Steve Knode is the deputy senior commercial officer with the United States Commercial Service in Brazil, where Duke Center for Latin American and Caribbean Studies professor Ambassador Patrick Duddy once served as consul general.
Reporting to the minister counselor for commercial affairs at the U.S. Embassy in Brasilia, Steve helps oversee a network of five offices and 60 professionals across the country, working principally to assist U.S. exporters with market access and insights, as well as to promote Brazilian investment in the U.S.
A member of the U.S. Foreign Service, Knode has been in his current assignment since September 2012. His other international postings include Malaysia, Japan, and Hungary. Knode met with a group of Fuqua students on a Global Academic Travel Experience trip with Ambassador Duddy in Sao Paulo earlier this year. Knode shares some insights on the U.S. Commercial service and doing business in Brazil in this Fuqua Q&A.
Q: How involved is the U.S. Commercial Service in Brazil?
We have 20 industry specialists across the country who cover sectors ranging from ag equipment, aviation, and oil-and-gas, to environmental, medical, and information technologies. They can serve as the point of contact and resource for U.S. companies looking to navigate this often challenging market. The U.S. Commercial Service is the trade promotion arm of the U.S. Department of Commerce’s International Trade Administration. U.S. Commercial Service trade professionals in over 100 U.S. cities and in more than 75 countries help U.S. companies get started in exporting or increase sales to new global markets. We provide trade counseling, market intelligence, business matchmaking, advocacy and commercial diplomacy, as well as other trade promotion programs. In addition, through our SelectUSA initiative, we promote foreign direct investment in the U.S. We have a dedicated SelectUSA specialist, based in Sao Paulo, who can offer advice and insights on how to open a business – or expand existing operations – in the U.S.
Q: How have the deep recession and political uncertainty in Brazil affected the outlook for business?
By any measure, 2015 was a tough year for Brazil: GDP per capita decreased, unemployment hit a six-year high, inflation ended the year at a 12-year high, the Brazilian real shed a third of its value against the dollar, investment levels dropped, industrial output contracted, and the fiscal deficit ballooned to a record. The scandal connected to energy giant Petrobras poses another challenge to government and business, increasing uncertainty and creating a drag on growth – and indeed, contributed to the impeachment proceedings of President Dilma Rousseff.

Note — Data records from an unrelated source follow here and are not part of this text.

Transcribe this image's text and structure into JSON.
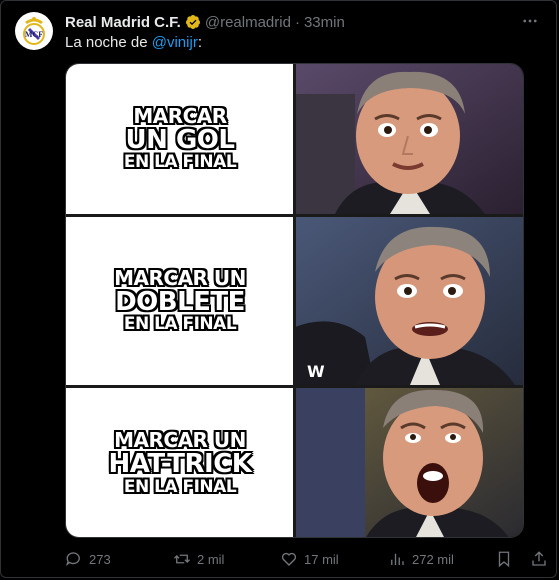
{
  "tweet": {
    "author_name": "Real Madrid C.F.",
    "handle": "@realmadrid",
    "separator": "·",
    "time": "33min",
    "more_label": "•••",
    "text_prefix": "La noche de ",
    "mention": "@vinijr",
    "text_suffix": ":"
  },
  "meme": {
    "panels": [
      {
        "lines": [
          "MARCAR",
          "UN GOL",
          "EN LA FINAL"
        ]
      },
      {
        "lines": [
          "MARCAR UN",
          "DOBLETE",
          "EN LA FINAL"
        ]
      },
      {
        "lines": [
          "MARCAR UN",
          "HAT-TRICK",
          "EN LA FINAL"
        ]
      }
    ]
  },
  "actions": {
    "replies": "273",
    "reposts": "2 mil",
    "likes": "17 mil",
    "views": "272 mil"
  },
  "colors": {
    "background": "#000000",
    "accent": "#1d9bf0",
    "verified_badge": "#e2b719",
    "muted": "#71767b",
    "text": "#e7e9ea"
  },
  "icons": {
    "reply": "reply-icon",
    "repost": "repost-icon",
    "like": "like-icon",
    "views": "views-icon",
    "bookmark": "bookmark-icon",
    "share": "share-icon",
    "verified": "verified-badge-icon",
    "more": "more-icon"
  }
}
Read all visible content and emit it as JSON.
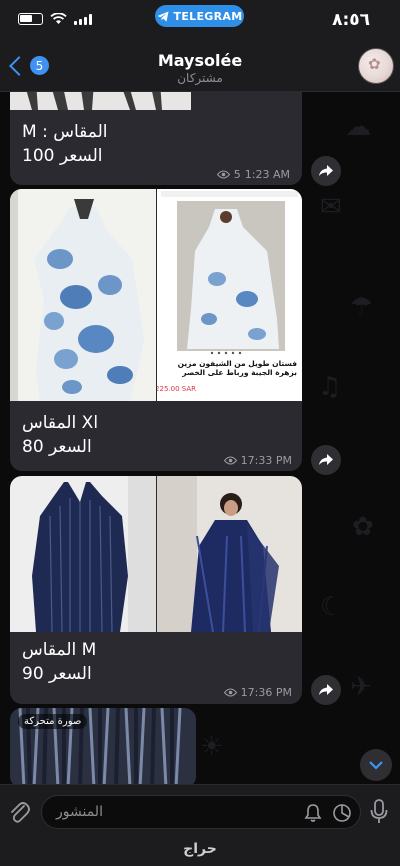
{
  "status_bar": {
    "time": "٨:٥٦",
    "pill_label": "TELEGRAM"
  },
  "header": {
    "back_count": "5",
    "title": "Maysolée",
    "subtitle": "مشتركان"
  },
  "messages": [
    {
      "size_line": "M : المقاس",
      "price_line": "السعر 100",
      "views": "5",
      "time": "1:23 AM"
    },
    {
      "size_line": "المقاس Xl",
      "price_line": "السعر 80",
      "time": "17:33 PM",
      "product_title": "فستان طويل من الشيفون مزين بزهرة الجيبة ورباط على الخصر",
      "product_price": "225.00 SAR"
    },
    {
      "size_line": "المقاس M",
      "price_line": "السعر 90",
      "time": "17:36 PM"
    },
    {
      "gif_badge": "صورة متحركة"
    }
  ],
  "input": {
    "placeholder": "المنشور"
  },
  "watermark": "حراج",
  "colors": {
    "accent": "#3e93f1",
    "bubble": "#2b2a31",
    "chat_bg": "#0b0b0c"
  }
}
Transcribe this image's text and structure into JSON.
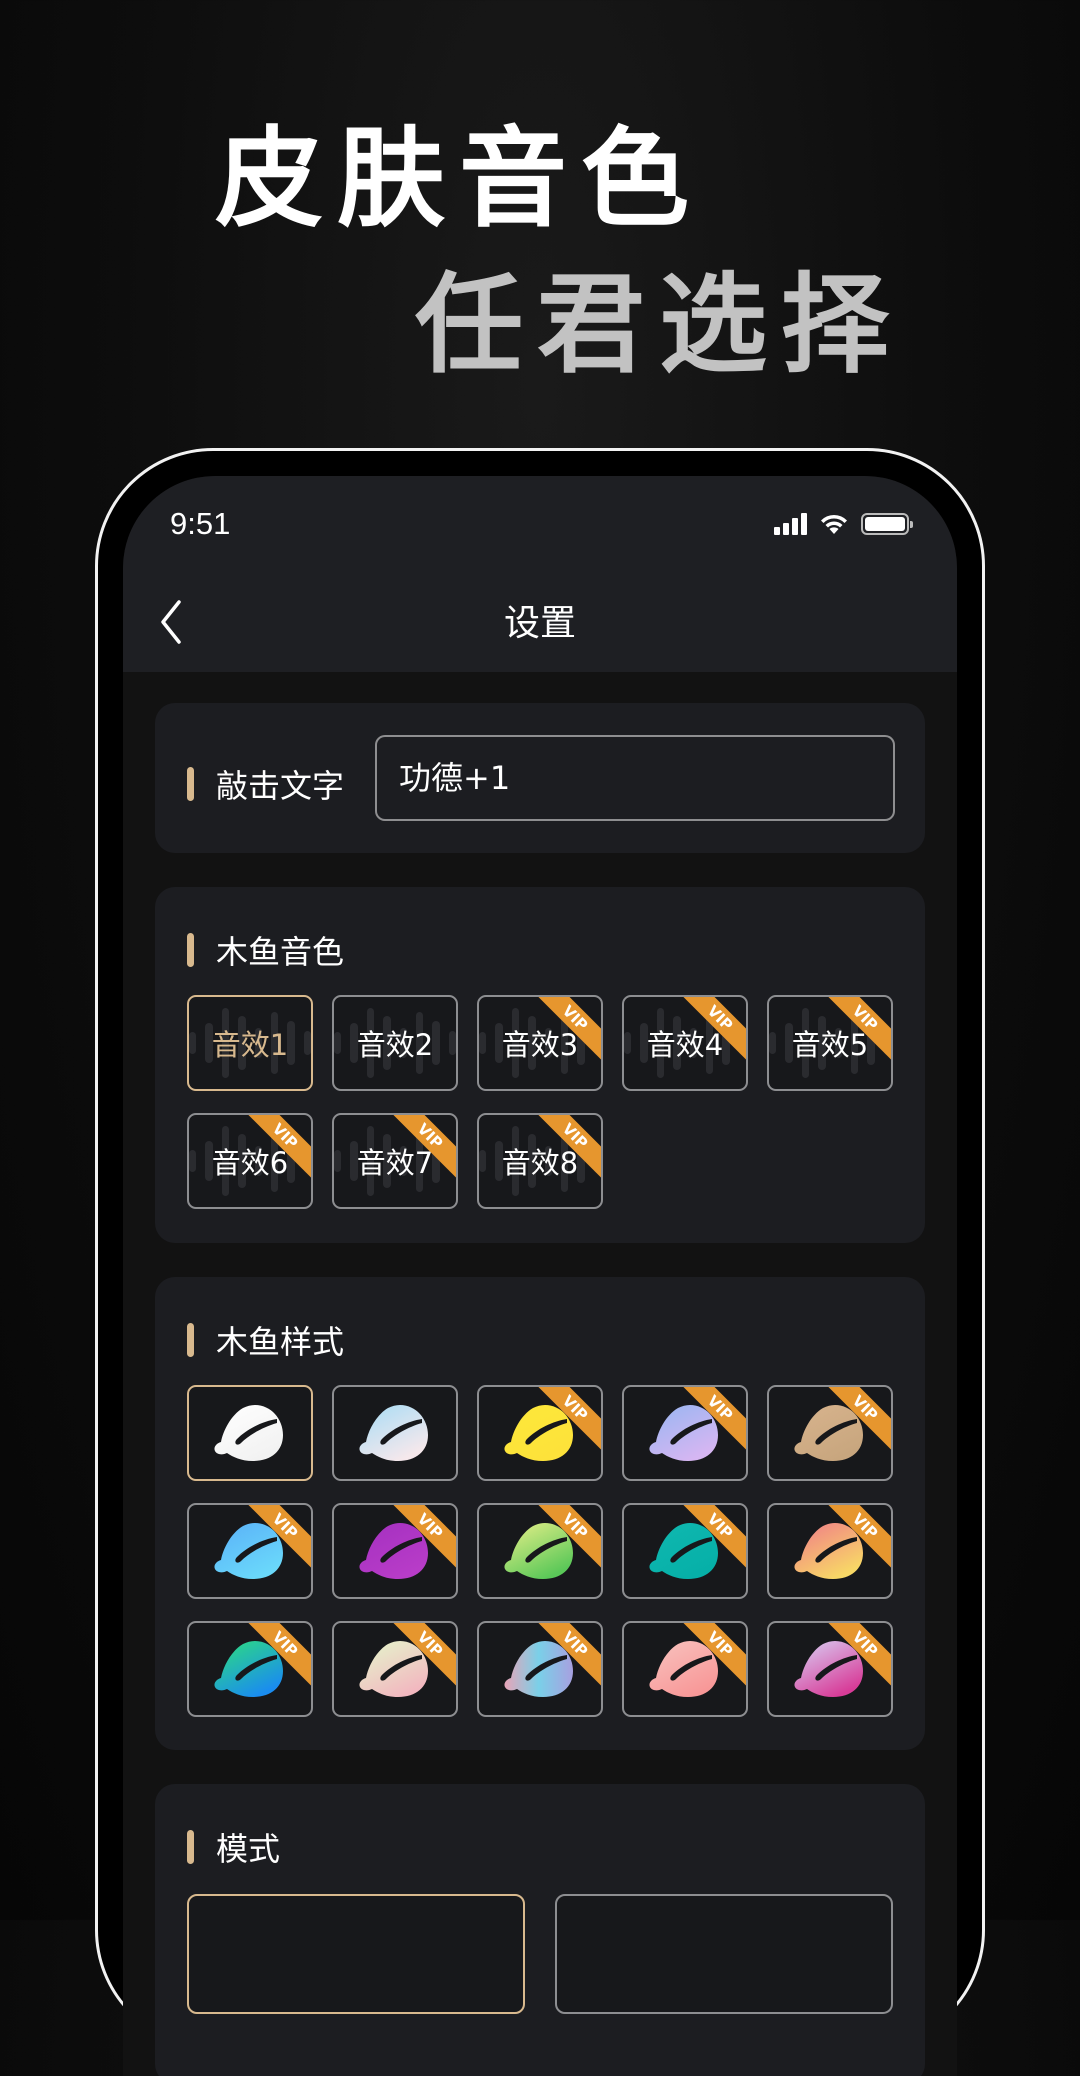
{
  "promo": {
    "line1": "皮肤音色",
    "line2": "任君选择"
  },
  "status_bar": {
    "time": "9:51",
    "icons": [
      "signal-icon",
      "wifi-icon",
      "battery-icon"
    ]
  },
  "nav": {
    "back_icon": "chevron-left-icon",
    "title": "设置"
  },
  "tap_text": {
    "label": "敲击文字",
    "value": "功德+1"
  },
  "sound": {
    "title": "木鱼音色",
    "options": [
      {
        "label": "音效1",
        "vip": false,
        "selected": true
      },
      {
        "label": "音效2",
        "vip": false,
        "selected": false
      },
      {
        "label": "音效3",
        "vip": true,
        "selected": false
      },
      {
        "label": "音效4",
        "vip": true,
        "selected": false
      },
      {
        "label": "音效5",
        "vip": true,
        "selected": false
      },
      {
        "label": "音效6",
        "vip": true,
        "selected": false
      },
      {
        "label": "音效7",
        "vip": true,
        "selected": false
      },
      {
        "label": "音效8",
        "vip": true,
        "selected": false
      }
    ]
  },
  "vip_badge": "VIP",
  "style": {
    "title": "木鱼样式",
    "options": [
      {
        "name": "white",
        "colors": [
          "#ffffff",
          "#f2f2f2"
        ],
        "vip": false,
        "selected": true
      },
      {
        "name": "sky",
        "colors": [
          "#a6dcf5",
          "#f6e8ec"
        ],
        "vip": false,
        "selected": false
      },
      {
        "name": "yellow",
        "colors": [
          "#fde83a",
          "#fde23a"
        ],
        "vip": true,
        "selected": false
      },
      {
        "name": "lavender",
        "colors": [
          "#96b6f2",
          "#d6b6f2"
        ],
        "vip": true,
        "selected": false
      },
      {
        "name": "tan",
        "colors": [
          "#d8b48e",
          "#c8a67e"
        ],
        "vip": true,
        "selected": false
      },
      {
        "name": "blue",
        "colors": [
          "#5ab0f8",
          "#6ad8fa"
        ],
        "vip": true,
        "selected": false
      },
      {
        "name": "purple",
        "colors": [
          "#a430c0",
          "#b83cc8"
        ],
        "vip": true,
        "selected": false
      },
      {
        "name": "lime",
        "colors": [
          "#eaf08a",
          "#5ac858"
        ],
        "vip": true,
        "selected": false
      },
      {
        "name": "teal",
        "colors": [
          "#10b8b0",
          "#06b0a8"
        ],
        "vip": true,
        "selected": false
      },
      {
        "name": "sunset",
        "colors": [
          "#f07a8a",
          "#f8d866"
        ],
        "vip": true,
        "selected": false
      },
      {
        "name": "aqua",
        "colors": [
          "#2ee07a",
          "#1a8cf0"
        ],
        "vip": true,
        "selected": false
      },
      {
        "name": "cream",
        "colors": [
          "#e4f8cc",
          "#f2b8c0"
        ],
        "vip": true,
        "selected": false
      },
      {
        "name": "holo",
        "colors": [
          "#e8a4b8",
          "#7ad0e8",
          "#a8a0e0"
        ],
        "vip": true,
        "selected": false
      },
      {
        "name": "pink",
        "colors": [
          "#f8c4c0",
          "#f89898"
        ],
        "vip": true,
        "selected": false
      },
      {
        "name": "magenta",
        "colors": [
          "#d8d4f8",
          "#d83c98"
        ],
        "vip": true,
        "selected": false
      }
    ]
  },
  "mode": {
    "title": "模式",
    "options": [
      {
        "selected": true
      },
      {
        "selected": false
      }
    ]
  },
  "colors": {
    "accent": "#d8b98e",
    "vip": "#e6962e",
    "card_bg": "#1c1d21",
    "tile_border": "#8d8e91"
  }
}
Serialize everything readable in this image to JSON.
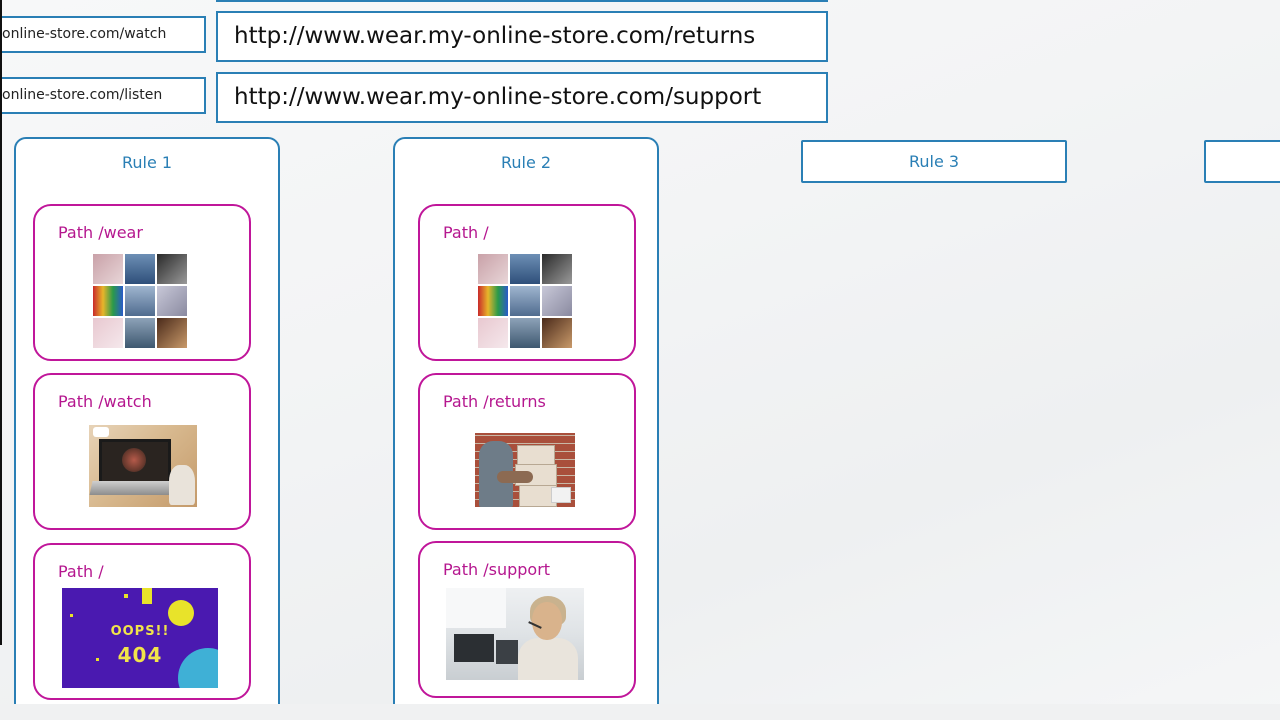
{
  "urls": {
    "small": [
      "online-store.com/watch",
      "online-store.com/listen"
    ],
    "big": [
      "http://www.wear.my-online-store.com/returns",
      "http://www.wear.my-online-store.com/support"
    ]
  },
  "rules": [
    {
      "title": "Rule 1",
      "paths": [
        {
          "label": "Path /wear",
          "image": "clothing-collage"
        },
        {
          "label": "Path /watch",
          "image": "laptop-video"
        },
        {
          "label": "Path /",
          "image": "oops-404"
        }
      ]
    },
    {
      "title": "Rule 2",
      "paths": [
        {
          "label": "Path /",
          "image": "clothing-collage"
        },
        {
          "label": "Path /returns",
          "image": "returns-boxes"
        },
        {
          "label": "Path /support",
          "image": "support-agent"
        }
      ]
    },
    {
      "title": "Rule 3"
    }
  ],
  "oops": {
    "line1": "OOPS!!",
    "line2": "404"
  },
  "colors": {
    "rule_border": "#2a7fb5",
    "path_border": "#c0169a",
    "path_text": "#b5178f"
  }
}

But improvements in infrastructure and education, trade expansion, a broader presence of multinational business and the development of Brazil’s huge oil reserves will mitigate slower labor force growth and help to sustain labor productivity growth. If improvements in policy-making and the business environment were to exceed expectations, faster annual growth rates than those currently forecast would be achievable. Brazil’s large and diversified economy makes it attractive for investors, and the country will continue to attract the lion’s share of foreign direct investment (FDI) in Latin America. It’s important to take a long-term view in Brazil. From that perspective, it makes sense for companies to focus on the market now, with the expectation that it will return to growth.
Also, senior government officials from the interim Michel Temer administration have pledged to support the ongoing legal and investigative processes, and Petrobras has taken concrete steps to improve internal compliance mechanisms and restore confidence. While the economic and public relations consequences have been severe, Brazil may yet seize a silver lining: a comprehensive commitment to fight corruption could ultimately improve the business climate, benefiting local and international companies alike.
Q: What specific opportunities has the service been focused on?
The U.S. Commercial Service in Brazil has been very busy helping U.S. firms pursue contracts stemming from and related to the 2016 Olympic Games in Rio. Moving forward, our focus will include infrastructure development, franchising, health IT, and oil-and-gas – all areas with tremendous growth potential. Companies looking to take advantage should consider joining one of our upcoming trade missions. Also, we expect to coordinate in December a SelectUSA Roadshow that will provide an opportunity to get information from and meet with U.S. economic development organizations.
Q: You have worked all around the world. How has that experience shaped your approach to your work?
As anyone who has had the experience of learning a foreign language from scratch knows, it helps at first to have your conversation partner slow down a bit while talking so you can understand better. You are forced to listen intently, grasp the meaning of what is being conveyed, and do less speaking yourself. In a sense, that’s a good way to approach work in an international context, even if you become fluent in the native tongue. While I think by and large employees across the world desire very much the same things from a workplace, it is still hugely important to know as much about your surroundings as possible, and that means being open to and soliciting feedback – with a focus on the listening – as part of a two-way dialogue.